-- Assignment --
Which lines of the data contain the string "Group"? Copy every one of them.
── Provided data ──
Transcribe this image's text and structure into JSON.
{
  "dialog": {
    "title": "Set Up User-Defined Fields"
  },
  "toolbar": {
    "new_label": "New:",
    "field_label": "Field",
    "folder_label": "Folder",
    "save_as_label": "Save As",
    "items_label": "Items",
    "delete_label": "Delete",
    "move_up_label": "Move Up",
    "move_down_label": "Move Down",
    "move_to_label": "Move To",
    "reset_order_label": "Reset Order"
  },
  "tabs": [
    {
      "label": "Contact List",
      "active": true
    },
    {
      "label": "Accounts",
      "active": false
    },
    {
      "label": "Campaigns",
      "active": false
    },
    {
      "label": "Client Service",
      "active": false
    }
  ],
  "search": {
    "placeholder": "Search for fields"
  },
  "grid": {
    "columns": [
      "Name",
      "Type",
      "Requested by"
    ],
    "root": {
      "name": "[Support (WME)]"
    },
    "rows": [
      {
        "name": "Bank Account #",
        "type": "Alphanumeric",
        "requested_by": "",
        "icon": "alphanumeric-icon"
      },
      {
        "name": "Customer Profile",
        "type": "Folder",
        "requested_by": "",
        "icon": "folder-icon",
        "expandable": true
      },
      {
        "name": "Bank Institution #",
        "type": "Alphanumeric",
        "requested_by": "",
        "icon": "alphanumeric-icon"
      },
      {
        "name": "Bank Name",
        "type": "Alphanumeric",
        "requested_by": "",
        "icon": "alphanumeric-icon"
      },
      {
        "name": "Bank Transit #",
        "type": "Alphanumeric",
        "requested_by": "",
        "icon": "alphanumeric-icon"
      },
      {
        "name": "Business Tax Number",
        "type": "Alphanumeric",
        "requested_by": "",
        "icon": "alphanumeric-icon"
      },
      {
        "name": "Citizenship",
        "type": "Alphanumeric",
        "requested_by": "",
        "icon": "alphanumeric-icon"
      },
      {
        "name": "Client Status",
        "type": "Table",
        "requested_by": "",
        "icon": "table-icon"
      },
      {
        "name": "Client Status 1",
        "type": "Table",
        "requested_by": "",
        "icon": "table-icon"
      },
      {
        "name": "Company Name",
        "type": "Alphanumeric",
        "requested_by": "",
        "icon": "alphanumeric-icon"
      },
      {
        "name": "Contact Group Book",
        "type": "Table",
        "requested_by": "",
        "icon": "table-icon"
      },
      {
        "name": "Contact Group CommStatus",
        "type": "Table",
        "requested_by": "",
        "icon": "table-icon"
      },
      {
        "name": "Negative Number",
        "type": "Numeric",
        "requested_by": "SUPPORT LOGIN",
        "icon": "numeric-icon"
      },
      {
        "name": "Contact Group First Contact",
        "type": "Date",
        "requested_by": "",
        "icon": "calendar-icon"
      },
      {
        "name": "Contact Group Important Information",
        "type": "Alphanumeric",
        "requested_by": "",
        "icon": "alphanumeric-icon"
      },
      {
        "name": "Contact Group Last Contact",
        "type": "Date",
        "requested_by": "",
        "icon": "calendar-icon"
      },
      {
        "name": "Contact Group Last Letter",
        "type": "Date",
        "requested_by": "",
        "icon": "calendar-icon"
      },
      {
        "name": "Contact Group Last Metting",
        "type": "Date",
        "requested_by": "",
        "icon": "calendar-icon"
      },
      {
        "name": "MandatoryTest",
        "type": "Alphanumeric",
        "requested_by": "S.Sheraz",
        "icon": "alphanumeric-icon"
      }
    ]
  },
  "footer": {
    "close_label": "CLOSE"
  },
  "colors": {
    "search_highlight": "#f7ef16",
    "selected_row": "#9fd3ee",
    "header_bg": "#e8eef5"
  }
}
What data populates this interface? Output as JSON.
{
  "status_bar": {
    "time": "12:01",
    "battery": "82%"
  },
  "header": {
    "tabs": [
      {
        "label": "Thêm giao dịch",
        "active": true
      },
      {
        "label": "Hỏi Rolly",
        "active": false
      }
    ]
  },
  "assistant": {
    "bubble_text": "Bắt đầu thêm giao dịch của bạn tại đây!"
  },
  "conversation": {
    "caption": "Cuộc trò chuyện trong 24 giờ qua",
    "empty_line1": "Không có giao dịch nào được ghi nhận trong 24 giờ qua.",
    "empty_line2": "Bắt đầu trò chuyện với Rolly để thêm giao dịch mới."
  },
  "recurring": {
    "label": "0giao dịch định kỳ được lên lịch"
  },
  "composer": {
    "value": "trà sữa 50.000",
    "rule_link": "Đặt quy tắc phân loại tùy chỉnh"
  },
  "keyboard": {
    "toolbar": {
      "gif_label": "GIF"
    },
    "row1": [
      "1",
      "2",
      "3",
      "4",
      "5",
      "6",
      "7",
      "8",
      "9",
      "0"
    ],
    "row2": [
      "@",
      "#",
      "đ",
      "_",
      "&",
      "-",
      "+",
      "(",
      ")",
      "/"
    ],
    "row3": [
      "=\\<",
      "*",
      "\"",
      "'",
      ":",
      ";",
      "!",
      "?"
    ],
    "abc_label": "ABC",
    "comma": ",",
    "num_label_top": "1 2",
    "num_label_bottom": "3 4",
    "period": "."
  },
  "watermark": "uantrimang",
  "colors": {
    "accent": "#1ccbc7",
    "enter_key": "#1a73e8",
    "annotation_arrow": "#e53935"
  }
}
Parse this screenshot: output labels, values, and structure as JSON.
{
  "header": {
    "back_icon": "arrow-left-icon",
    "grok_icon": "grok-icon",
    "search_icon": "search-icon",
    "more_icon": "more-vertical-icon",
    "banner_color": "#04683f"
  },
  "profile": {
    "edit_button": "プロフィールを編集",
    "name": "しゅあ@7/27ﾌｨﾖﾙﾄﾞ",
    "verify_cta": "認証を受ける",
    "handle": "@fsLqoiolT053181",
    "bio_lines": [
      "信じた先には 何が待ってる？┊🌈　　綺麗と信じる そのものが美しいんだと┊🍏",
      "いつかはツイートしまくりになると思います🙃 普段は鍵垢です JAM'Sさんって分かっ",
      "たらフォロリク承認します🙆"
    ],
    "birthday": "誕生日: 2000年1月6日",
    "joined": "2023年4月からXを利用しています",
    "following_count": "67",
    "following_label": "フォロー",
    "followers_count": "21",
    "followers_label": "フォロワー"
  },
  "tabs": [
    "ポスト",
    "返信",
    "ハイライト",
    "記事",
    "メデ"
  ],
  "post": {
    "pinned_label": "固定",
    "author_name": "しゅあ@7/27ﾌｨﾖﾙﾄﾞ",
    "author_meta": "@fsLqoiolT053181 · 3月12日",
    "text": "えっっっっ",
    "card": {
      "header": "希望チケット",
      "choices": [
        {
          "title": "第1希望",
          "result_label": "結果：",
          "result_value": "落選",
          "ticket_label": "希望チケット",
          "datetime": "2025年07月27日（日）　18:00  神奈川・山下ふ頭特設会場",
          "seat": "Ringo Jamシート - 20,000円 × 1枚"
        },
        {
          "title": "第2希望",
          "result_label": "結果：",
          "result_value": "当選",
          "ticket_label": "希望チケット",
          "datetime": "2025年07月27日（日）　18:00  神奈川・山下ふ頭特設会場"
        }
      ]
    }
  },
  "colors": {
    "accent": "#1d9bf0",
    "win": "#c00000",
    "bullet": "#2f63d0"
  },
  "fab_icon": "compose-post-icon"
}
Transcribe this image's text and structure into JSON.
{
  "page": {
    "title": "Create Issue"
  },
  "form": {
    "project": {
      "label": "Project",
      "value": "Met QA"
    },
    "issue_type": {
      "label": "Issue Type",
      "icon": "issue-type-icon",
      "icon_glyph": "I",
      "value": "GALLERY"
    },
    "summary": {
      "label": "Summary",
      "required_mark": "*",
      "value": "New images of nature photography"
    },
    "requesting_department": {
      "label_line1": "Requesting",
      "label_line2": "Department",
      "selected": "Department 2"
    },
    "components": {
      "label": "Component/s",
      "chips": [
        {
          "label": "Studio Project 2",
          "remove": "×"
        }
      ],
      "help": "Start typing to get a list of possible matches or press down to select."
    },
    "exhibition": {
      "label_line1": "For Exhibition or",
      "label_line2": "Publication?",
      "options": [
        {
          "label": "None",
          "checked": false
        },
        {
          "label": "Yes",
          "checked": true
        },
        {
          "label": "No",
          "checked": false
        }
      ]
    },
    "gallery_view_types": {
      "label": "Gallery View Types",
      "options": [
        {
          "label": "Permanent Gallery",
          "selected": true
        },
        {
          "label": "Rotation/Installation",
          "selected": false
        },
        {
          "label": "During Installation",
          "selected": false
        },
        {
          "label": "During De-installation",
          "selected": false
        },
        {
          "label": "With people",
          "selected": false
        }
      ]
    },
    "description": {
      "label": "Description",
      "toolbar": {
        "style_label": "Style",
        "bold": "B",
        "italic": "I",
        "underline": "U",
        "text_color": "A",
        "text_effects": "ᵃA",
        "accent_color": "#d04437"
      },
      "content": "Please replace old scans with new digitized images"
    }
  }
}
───
-- Your solution --
        "name": "Contact Group Book",
        "name": "Contact Group CommStatus",
        "name": "Contact Group First Contact",
        "name": "Contact Group Important Information",
        "name": "Contact Group Last Contact",
        "name": "Contact Group Last Letter",
        "name": "Contact Group Last Metting",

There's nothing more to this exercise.